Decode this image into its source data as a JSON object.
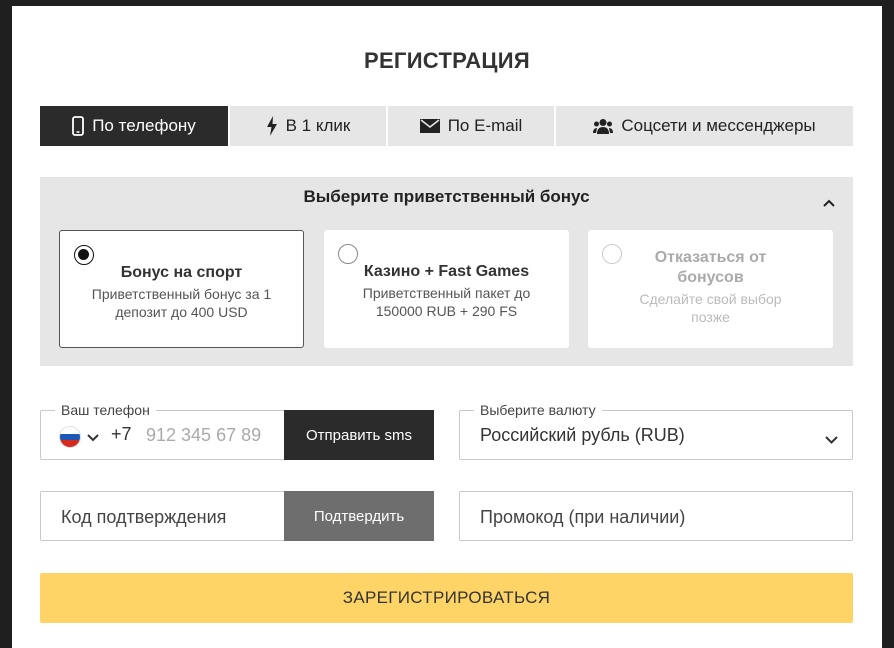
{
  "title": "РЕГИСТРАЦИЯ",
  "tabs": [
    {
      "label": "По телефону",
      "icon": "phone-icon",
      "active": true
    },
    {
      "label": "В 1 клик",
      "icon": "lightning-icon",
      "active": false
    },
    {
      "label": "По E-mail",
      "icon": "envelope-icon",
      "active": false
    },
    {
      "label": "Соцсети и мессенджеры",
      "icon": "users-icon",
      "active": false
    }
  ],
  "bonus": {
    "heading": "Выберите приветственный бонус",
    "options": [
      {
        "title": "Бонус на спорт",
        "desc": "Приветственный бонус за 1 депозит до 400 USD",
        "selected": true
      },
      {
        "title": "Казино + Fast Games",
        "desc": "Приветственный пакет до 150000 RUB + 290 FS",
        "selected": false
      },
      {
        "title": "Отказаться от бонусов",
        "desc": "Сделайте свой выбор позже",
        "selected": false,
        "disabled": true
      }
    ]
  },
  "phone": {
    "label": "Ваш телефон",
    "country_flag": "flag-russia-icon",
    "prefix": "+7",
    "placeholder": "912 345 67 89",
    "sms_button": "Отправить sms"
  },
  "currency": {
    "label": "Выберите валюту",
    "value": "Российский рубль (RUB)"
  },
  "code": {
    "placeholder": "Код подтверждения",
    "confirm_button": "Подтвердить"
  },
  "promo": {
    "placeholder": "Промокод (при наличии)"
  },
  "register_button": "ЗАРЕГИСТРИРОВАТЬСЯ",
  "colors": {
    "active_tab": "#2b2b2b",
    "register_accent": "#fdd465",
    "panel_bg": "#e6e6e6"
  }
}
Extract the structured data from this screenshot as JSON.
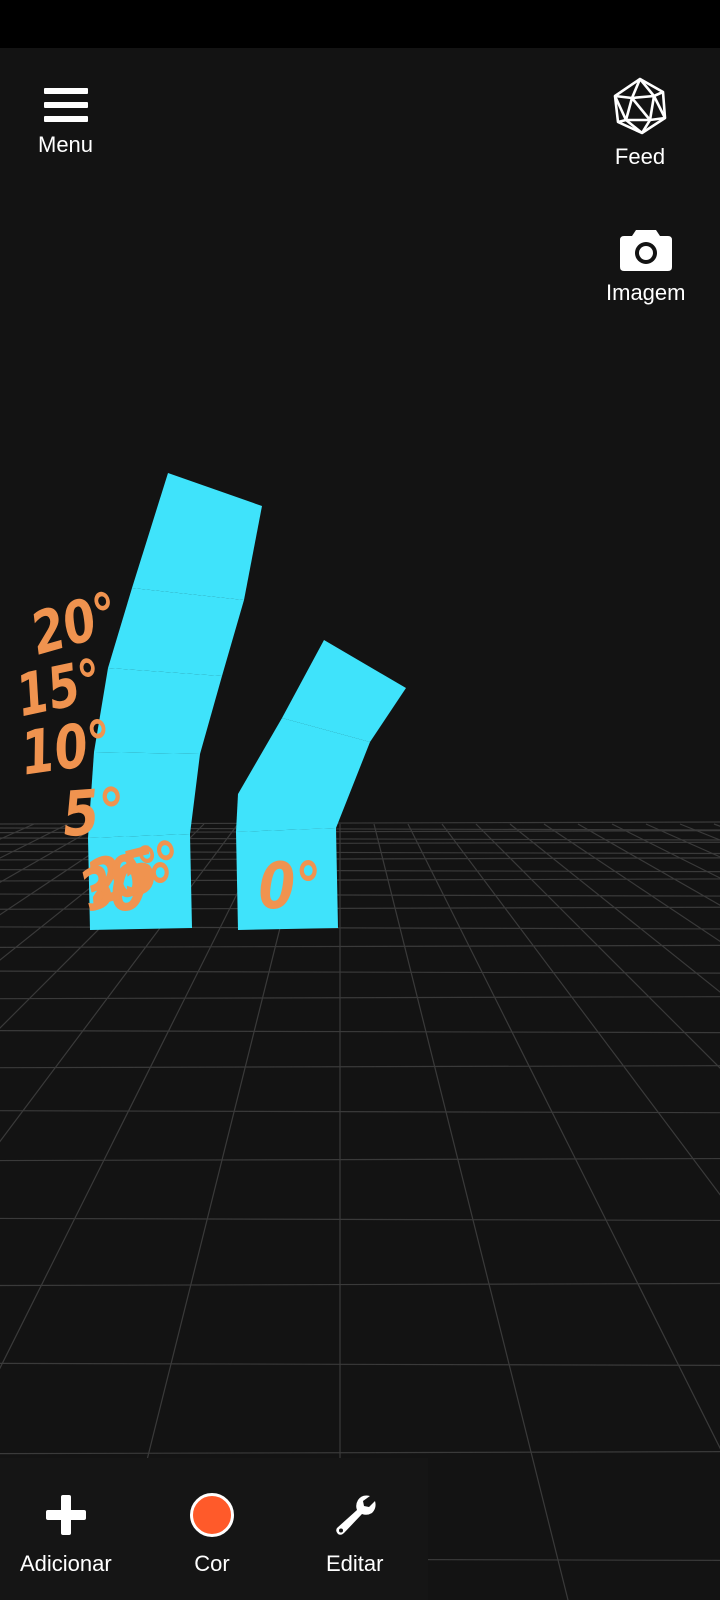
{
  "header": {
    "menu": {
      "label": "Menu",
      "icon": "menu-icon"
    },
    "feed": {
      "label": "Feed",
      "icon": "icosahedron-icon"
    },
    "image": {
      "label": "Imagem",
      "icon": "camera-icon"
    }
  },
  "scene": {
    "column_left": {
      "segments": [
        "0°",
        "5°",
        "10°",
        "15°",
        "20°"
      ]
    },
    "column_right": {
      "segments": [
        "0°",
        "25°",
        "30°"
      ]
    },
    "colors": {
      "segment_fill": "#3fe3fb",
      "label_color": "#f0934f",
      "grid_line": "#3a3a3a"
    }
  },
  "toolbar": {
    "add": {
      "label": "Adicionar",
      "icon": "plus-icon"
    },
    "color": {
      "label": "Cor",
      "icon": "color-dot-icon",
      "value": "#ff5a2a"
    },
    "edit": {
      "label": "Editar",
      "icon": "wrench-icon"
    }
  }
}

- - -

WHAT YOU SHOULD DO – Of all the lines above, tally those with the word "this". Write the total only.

RESPONSE AREA – 2